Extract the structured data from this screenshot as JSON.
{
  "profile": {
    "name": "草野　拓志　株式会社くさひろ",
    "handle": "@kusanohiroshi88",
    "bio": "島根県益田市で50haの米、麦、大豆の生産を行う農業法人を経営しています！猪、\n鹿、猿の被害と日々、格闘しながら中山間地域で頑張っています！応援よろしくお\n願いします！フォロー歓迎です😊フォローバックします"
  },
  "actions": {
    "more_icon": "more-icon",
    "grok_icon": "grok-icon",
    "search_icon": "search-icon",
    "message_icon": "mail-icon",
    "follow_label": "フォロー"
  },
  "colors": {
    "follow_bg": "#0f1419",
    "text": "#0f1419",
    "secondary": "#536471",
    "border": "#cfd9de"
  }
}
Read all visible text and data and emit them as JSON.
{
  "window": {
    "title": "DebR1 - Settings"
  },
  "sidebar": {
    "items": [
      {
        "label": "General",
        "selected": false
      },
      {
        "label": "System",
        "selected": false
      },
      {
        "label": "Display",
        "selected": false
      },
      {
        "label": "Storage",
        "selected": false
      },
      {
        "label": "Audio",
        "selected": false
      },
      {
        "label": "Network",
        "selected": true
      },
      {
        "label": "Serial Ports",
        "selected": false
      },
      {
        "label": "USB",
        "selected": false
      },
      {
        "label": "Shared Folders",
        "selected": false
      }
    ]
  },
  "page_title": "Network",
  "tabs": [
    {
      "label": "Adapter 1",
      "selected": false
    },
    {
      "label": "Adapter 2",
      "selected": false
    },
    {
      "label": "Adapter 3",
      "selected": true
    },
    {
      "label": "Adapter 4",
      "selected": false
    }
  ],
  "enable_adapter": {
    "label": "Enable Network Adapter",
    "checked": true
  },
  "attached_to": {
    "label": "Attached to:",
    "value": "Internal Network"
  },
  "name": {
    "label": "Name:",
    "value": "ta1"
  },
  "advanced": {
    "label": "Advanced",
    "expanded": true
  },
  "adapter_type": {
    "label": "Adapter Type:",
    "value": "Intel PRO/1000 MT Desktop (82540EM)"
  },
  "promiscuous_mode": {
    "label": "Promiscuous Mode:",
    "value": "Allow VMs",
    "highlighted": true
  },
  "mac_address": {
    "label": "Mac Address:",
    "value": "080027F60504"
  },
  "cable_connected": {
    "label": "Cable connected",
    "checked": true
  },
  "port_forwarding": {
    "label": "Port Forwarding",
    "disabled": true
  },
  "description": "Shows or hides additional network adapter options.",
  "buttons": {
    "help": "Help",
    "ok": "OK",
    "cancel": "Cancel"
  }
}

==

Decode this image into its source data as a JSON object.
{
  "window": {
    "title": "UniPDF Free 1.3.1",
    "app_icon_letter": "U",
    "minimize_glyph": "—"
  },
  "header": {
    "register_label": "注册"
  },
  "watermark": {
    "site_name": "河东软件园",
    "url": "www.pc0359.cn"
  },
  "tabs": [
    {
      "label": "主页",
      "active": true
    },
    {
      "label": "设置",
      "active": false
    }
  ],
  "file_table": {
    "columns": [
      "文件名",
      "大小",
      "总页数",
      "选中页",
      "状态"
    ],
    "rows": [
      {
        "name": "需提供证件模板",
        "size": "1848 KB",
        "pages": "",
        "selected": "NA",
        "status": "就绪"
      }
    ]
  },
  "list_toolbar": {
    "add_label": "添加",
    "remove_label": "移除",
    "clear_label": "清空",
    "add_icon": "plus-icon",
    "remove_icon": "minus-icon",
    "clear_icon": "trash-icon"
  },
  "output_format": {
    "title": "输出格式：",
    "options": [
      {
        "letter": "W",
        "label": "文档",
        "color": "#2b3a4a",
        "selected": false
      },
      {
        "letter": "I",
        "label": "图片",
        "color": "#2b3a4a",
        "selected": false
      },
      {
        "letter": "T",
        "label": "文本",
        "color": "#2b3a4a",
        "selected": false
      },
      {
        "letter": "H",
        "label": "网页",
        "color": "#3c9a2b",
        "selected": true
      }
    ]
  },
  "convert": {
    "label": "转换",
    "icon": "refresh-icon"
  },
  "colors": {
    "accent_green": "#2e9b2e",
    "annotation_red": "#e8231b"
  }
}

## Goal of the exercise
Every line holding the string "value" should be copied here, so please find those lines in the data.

## Answer space
    "value": "Internal Network"
    "value": "ta1"
    "value": "Intel PRO/1000 MT Desktop (82540EM)"
    "value": "Allow VMs",
    "value": "080027F60504"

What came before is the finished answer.